There's No Such Thing as Zombies
Luana Ribeira, Rudy Barrow and Rami Hilmi
special appearances by
Debra Lamb and Lynn Lowry


directed by
Eddie Bammeke

written by
Michael Haberfelner

produced by
Michael Haberfelner, Luana Ribeira and Eddie Bammeke


now streaming at


Amazon UK





Robots and rats,
demons and potholes,
cuddly toys and
shopping mall Santas,
love and death and everything in between,
Tales to Chill
Your Bones to

is all of that.


Tales to Chill
Your Bones to
a collection of short stories and mini-plays
ranging from the horrific to the darkly humourous,
from the post-apocalyptic
to the weirdly romantic,
tales that will give you a chill and maybe a chuckle, all thought up by
the twisted mind of
screenwriter and film reviewer
Michael Haberfelner.


Tales to Chill
Your Bones to

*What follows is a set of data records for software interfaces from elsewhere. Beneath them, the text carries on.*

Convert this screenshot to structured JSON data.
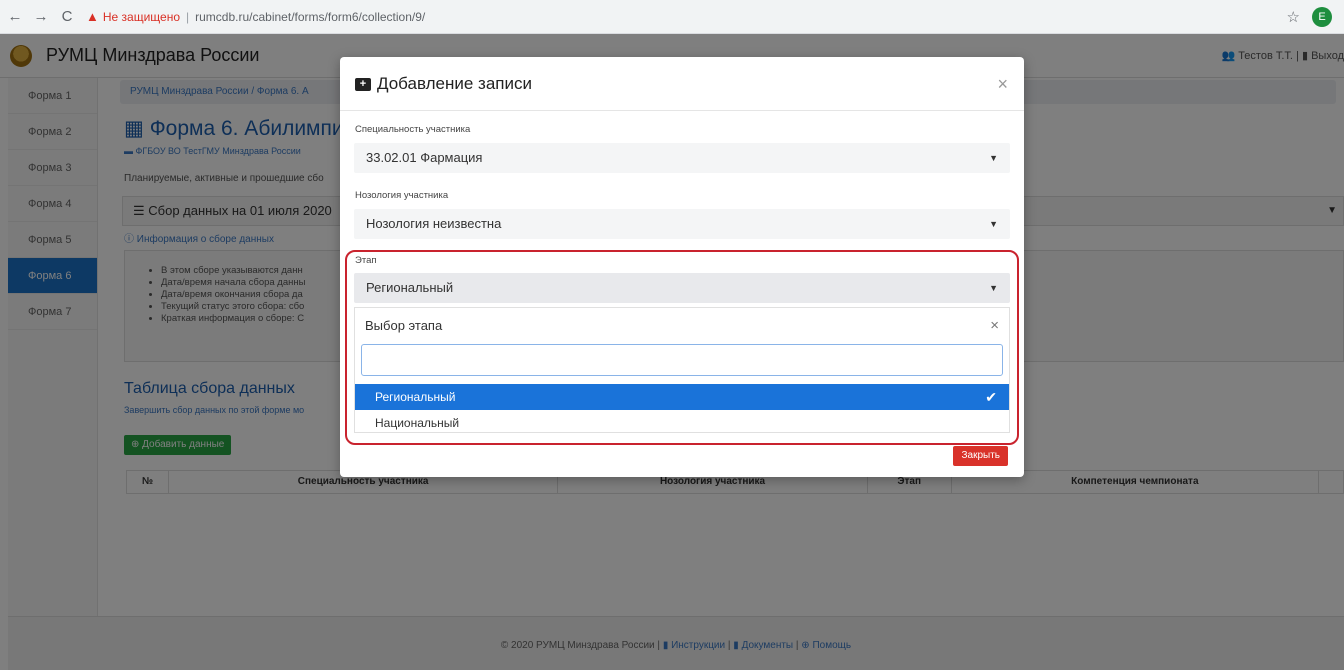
{
  "browser": {
    "back": "←",
    "forward": "→",
    "reload": "C",
    "security_label": "Не защищено",
    "url": "rumcdb.ru/cabinet/forms/form6/collection/9/",
    "star": "☆",
    "profile_initial": "E"
  },
  "app": {
    "title": "РУМЦ Минздрава России",
    "user_label": "Тестов Т.Т.",
    "logout_label": "Выход"
  },
  "sidebar": {
    "items": [
      {
        "label": "Форма 1"
      },
      {
        "label": "Форма 2"
      },
      {
        "label": "Форма 3"
      },
      {
        "label": "Форма 4"
      },
      {
        "label": "Форма 5"
      },
      {
        "label": "Форма 6"
      },
      {
        "label": "Форма 7"
      }
    ]
  },
  "page": {
    "breadcrumb": "РУМЦ Минздрава России / Форма 6. А",
    "form_title": "Форма 6. Абилимпи",
    "org": "ФГБОУ ВО ТестГМУ Минздрава России",
    "plan_text": "Планируемые, активные и прошедшие сбо",
    "collection": "Сбор данных на 01 июля 2020",
    "info_link": "Информация о сборе данных",
    "info_items": [
      "В этом сборе указываются данн",
      "Дата/время начала сбора данны",
      "Дата/время окончания сбора да",
      "Текущий статус этого сбора: сбо",
      "Краткая информация о сборе: С"
    ],
    "table_title": "Таблица сбора данных",
    "table_sub": "Завершить сбор данных по этой форме мо",
    "add_button": "Добавить данные",
    "columns": [
      "№",
      "Специальность участника",
      "Нозология участника",
      "Этап",
      "Компетенция чемпионата"
    ],
    "footer": {
      "copyright": "© 2020 РУМЦ Минздрава России",
      "links": [
        "Инструкции",
        "Документы",
        "Помощь"
      ]
    }
  },
  "modal": {
    "title": "Добавление записи",
    "specialty_label": "Специальность участника",
    "specialty_value": "33.02.01 Фармация",
    "nosology_label": "Нозология участника",
    "nosology_value": "Нозология неизвестна",
    "stage_label": "Этап",
    "stage_value": "Региональный",
    "dropdown_header": "Выбор этапа",
    "search_value": "",
    "options": [
      {
        "label": "Региональный",
        "selected": true
      },
      {
        "label": "Национальный",
        "selected": false
      }
    ],
    "close_button": "Закрыть"
  },
  "colors": {
    "accent": "#1a73d9",
    "danger": "#d9322a",
    "highlight_frame": "#c9232e",
    "success": "#28a745"
  }
}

the new anthology by
Michael Haberfelner


Out now from